Each line of the records below that holds "indent" should be returned.
------ Recorded information
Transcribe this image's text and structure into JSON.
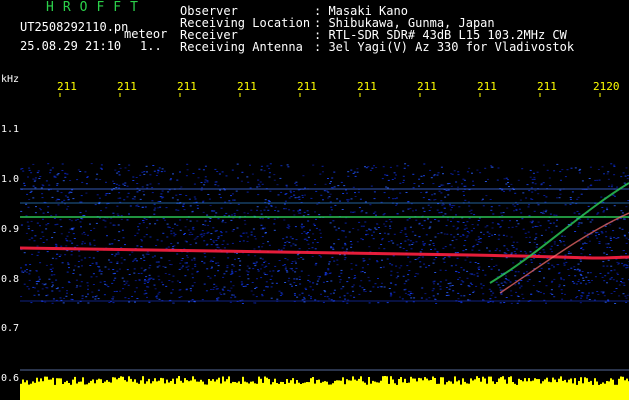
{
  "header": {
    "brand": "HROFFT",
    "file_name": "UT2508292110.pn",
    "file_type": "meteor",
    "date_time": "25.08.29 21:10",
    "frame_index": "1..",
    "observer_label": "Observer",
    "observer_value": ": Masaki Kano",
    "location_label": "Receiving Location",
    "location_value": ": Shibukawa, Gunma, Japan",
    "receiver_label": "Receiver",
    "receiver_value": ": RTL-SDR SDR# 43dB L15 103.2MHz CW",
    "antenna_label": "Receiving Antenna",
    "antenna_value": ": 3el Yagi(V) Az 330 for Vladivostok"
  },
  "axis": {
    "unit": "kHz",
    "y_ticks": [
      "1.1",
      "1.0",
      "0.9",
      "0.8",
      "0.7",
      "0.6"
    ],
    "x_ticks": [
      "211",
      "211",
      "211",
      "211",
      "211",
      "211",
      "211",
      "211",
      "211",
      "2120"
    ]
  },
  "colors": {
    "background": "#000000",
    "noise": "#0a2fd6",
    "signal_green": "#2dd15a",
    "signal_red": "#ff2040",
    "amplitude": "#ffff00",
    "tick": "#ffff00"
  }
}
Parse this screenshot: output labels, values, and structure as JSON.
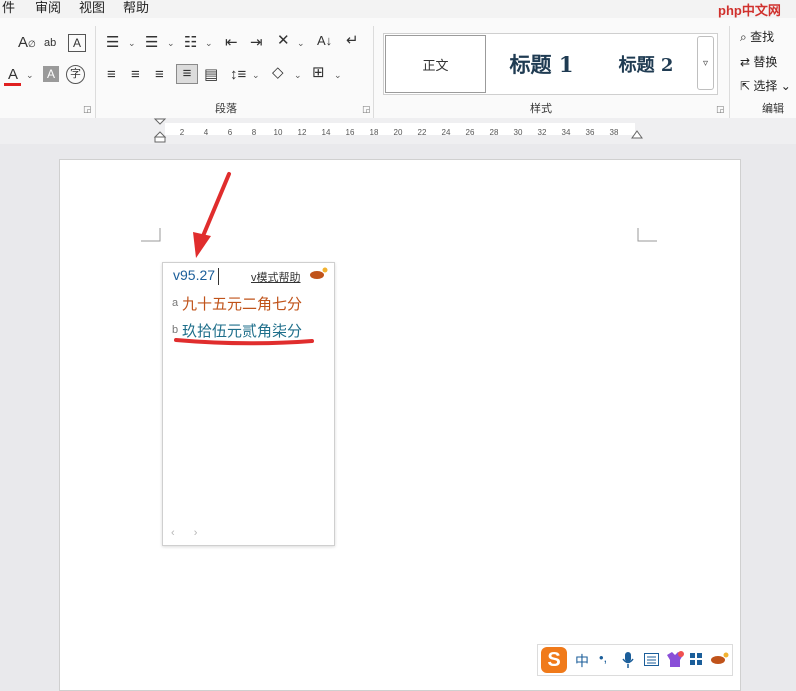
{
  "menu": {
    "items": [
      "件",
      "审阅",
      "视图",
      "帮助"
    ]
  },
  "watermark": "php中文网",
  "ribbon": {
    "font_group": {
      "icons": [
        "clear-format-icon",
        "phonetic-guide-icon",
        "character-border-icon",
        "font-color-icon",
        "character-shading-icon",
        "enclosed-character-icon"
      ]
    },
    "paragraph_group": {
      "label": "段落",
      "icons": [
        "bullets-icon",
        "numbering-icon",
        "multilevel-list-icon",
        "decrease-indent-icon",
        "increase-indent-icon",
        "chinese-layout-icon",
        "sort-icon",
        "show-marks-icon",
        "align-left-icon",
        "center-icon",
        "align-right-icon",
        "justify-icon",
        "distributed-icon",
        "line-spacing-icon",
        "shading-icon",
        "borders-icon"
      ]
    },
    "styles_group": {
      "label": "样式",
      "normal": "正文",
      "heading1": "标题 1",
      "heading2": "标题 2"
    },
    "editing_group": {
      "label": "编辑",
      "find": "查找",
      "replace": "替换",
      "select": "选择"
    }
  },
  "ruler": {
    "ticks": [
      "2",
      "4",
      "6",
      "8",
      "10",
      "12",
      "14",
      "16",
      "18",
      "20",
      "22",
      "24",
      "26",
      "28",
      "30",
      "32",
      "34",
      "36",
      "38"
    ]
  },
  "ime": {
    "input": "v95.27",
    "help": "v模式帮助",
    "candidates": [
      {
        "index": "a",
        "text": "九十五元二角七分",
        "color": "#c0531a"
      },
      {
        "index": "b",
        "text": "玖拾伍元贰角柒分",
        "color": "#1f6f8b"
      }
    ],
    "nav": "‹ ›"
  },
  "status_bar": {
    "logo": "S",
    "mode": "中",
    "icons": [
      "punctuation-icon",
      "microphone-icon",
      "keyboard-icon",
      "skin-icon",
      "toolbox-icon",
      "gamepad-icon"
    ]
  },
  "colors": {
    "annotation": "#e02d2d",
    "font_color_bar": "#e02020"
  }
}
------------
### Answer box
        "decrease-indent-icon",
        "increase-indent-icon",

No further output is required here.